COLUMBIA -- Cigarettes in South Carolina will cost 50 cents more a pack, if the House and Senate can agree on a few final details and round up enough support to override an expected veto by Gov. Mark Sanford.

If the two bodies can't agree and the increase fails, then the state could lose up to $375 million in matching funds from the federal government for future health care costs because most legislators want to use the money to offset rising Medicaid expenses.

Cigarette tax advocates scored a victory Wednesday when supporters in the House were able to overcome attempts to cap the tax increase at 30 cents a pack. The House failed over several votes to significantly change the plan the Senate sent April 14.

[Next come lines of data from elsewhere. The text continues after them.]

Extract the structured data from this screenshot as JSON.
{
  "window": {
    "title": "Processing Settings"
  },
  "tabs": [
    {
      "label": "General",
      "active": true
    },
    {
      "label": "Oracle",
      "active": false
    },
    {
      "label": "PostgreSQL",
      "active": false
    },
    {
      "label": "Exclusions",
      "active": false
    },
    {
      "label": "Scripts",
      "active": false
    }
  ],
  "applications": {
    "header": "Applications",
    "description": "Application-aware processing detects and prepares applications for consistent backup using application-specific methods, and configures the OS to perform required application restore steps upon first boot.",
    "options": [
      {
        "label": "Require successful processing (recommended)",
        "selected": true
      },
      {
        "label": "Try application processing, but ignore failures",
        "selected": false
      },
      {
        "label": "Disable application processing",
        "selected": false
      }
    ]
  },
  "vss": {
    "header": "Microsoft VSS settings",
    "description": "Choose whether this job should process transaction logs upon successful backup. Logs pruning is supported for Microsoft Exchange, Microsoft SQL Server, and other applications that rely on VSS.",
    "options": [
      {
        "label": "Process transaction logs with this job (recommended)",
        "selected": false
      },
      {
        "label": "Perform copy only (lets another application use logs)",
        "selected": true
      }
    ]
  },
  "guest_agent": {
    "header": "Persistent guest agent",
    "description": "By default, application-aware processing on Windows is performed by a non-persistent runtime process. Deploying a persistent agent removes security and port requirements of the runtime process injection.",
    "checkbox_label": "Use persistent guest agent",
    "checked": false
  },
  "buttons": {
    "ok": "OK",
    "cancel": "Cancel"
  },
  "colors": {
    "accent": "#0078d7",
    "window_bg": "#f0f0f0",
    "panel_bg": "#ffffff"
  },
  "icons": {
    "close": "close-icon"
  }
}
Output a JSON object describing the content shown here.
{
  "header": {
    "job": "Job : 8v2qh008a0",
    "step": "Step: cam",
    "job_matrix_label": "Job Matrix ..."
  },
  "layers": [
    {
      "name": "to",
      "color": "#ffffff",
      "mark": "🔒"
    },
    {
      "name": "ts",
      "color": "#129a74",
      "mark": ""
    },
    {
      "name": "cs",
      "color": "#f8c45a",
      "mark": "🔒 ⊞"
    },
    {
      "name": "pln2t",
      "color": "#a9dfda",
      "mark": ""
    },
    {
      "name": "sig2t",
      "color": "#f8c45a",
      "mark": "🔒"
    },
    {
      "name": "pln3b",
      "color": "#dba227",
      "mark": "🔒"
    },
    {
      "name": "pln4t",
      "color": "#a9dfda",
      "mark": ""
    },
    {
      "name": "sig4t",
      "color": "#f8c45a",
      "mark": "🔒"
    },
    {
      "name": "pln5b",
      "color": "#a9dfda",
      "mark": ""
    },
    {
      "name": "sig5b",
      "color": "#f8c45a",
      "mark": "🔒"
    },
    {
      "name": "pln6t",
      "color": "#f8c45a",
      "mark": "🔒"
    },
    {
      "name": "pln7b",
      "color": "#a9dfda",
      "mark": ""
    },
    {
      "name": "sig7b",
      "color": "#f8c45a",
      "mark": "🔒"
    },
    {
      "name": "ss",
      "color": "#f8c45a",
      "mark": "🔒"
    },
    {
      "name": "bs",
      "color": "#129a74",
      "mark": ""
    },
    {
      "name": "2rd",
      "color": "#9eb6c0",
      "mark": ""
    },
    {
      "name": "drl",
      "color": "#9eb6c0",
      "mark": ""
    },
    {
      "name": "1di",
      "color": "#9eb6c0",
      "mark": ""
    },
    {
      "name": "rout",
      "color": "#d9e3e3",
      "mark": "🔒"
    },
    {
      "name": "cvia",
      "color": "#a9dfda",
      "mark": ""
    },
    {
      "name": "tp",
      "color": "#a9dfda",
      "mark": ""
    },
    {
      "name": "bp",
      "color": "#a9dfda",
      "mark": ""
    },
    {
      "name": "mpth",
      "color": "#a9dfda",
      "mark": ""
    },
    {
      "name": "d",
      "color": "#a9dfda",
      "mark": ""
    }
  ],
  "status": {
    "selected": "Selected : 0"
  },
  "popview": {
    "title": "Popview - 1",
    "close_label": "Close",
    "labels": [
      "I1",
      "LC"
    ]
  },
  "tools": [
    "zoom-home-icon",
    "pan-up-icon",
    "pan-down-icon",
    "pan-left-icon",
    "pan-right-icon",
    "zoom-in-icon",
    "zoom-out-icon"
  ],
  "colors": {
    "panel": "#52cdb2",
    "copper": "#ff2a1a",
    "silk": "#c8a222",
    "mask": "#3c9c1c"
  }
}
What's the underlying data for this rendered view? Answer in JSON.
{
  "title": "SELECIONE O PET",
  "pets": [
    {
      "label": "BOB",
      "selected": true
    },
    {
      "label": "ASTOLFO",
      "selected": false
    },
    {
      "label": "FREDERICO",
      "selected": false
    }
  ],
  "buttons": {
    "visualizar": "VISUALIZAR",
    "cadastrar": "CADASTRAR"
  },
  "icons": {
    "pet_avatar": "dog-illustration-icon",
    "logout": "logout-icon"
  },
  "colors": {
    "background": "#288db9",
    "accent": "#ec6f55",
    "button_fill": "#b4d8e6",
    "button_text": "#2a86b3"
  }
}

The bill now goes to the Senate, which can agree to the revised version or push for legislative negotiators to work out a deal with the House.

Sanford has pledged to veto any tax increase that does not come with a corresponding decrease.

South Carolina's lowest-in-the-nation tax of 7 cents a pack has not been increased since 1977. The national average is now $1.40 per pack, having risen for the third time in the last month as more states opt to raise the tax.

The only difference in the versions passed by the House and Senate is $1 million the House wants to set aside for the marketing of South Carolina-grown crops and $3 million the Senate designated in money from the tobacco lawsuit settlement toward infrastructure improvements along Interstate 95. The Senate also agreed to pay $1 million out of the tobacco settlement to the Department of Agriculture for advertising.

In both plans, about $125 million of the $136 million a 50-cent increase is expected to raise would go toward Medicaid costs in the budget that begins July 1, 2011. The federal government matches state dollars in the Medicaid program 3-to-1, generating $375 million for the health care coverage.

The House and Senate agreed to annually give $5 million to the Hollings Cancer Center at the Medical University of South Carolina for lung cancer research and another $5 million toward helping people quit smoking and also stop them from starting.

Procedures in the House did not call for a roll call vote, so it is unclear how many legislators support the plan and how many more would be needed to reach the number needed to override a veto, which is 83 members. The Senate approved the increase in a 32-12 vote, which narrowly shows the support needed to override a veto.

House Speaker Bobby Harrell, R-Charleston, said he thought the House was very likely to override a veto of a 30-cent tax increase, but he isn't so sure there is enough support for the 50-cent increase.

"I am not sure how individual members will vote," Harrell said.

Opponents of the cigarette tax made many arguments against the increase. Some said convenience stores in counties that border North Carolina and Georgia would lose business from smokers who travel to South Carolina to buy cigarettes.

Others were against the increase because it raises taxes, and Rep. Garry Smith, R-Simpsonville, said an economist told him a cigarette tax increase would lead to the elimination of 4,100 jobs in the state. One member wants to use the revenue a cigarette tax increase would generate to buy gold and silver bullion for the state.

Rep. Chip Limehouse, R-Charleston, said he was surprised -- and pleased -- that the House was able to approve the 50-cent increase.

"This should have happened a long time ago," he said.